* _AIM OF THE TASK_
Using the records that follow, work out the number of lines with the word "icon" in them; reply with that number only.

#### DATA SUPPLIED ####

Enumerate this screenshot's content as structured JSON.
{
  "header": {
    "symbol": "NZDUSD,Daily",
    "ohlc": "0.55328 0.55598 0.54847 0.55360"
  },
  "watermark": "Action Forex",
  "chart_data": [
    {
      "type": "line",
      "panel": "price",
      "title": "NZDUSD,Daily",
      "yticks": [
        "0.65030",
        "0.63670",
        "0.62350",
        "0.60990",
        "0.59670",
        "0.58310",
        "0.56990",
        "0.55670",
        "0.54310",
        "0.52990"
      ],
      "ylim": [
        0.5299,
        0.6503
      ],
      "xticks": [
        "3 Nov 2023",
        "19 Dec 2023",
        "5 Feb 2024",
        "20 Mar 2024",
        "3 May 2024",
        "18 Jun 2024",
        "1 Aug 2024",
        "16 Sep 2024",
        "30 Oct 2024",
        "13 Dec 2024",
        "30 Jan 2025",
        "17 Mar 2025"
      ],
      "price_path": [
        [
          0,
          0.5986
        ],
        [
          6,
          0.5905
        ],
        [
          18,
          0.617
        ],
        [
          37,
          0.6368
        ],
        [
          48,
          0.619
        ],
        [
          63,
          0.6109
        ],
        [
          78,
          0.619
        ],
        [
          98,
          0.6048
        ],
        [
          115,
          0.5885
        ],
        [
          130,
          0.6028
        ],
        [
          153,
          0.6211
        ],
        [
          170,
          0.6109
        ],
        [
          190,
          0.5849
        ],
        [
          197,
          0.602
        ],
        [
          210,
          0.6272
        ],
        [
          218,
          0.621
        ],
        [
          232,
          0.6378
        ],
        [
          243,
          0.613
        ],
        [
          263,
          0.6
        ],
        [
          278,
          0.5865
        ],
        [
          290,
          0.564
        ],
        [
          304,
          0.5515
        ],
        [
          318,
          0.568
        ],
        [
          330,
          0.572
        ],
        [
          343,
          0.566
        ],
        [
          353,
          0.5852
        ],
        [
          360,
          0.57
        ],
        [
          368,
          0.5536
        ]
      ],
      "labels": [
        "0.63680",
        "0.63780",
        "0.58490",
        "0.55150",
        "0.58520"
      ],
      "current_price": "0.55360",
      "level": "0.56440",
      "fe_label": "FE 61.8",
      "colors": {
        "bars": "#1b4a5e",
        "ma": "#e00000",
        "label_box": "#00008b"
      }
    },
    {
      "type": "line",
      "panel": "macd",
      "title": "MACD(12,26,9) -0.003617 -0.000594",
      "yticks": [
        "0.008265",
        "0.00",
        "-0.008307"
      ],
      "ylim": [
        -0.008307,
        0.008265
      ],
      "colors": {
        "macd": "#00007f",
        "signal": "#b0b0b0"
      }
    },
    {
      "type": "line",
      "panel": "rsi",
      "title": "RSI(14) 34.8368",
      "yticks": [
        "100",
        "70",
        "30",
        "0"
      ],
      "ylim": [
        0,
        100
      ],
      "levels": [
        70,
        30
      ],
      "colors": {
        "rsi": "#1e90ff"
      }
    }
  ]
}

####
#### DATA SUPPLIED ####

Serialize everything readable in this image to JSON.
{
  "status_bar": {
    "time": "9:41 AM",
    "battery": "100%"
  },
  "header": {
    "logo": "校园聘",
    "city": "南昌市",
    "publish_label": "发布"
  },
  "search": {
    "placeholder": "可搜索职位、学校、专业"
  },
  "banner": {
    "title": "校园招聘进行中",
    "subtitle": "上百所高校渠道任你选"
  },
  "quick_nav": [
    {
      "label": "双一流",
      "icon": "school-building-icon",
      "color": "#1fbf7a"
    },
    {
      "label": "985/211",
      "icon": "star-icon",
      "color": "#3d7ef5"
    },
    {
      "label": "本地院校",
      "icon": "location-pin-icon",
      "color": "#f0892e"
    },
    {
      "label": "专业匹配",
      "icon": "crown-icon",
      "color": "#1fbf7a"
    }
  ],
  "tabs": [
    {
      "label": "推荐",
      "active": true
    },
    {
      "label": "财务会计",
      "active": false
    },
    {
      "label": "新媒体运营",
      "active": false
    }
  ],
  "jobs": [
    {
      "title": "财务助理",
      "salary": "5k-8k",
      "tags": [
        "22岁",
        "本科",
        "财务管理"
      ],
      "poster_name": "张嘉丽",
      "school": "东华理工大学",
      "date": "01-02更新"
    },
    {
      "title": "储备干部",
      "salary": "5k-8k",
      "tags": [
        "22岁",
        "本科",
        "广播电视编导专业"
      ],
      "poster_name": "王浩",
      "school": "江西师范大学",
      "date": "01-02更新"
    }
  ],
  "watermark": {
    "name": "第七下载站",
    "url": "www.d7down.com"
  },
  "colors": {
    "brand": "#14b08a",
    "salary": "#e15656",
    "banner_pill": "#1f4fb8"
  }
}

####

* _PROBLEM SOLUTION_
4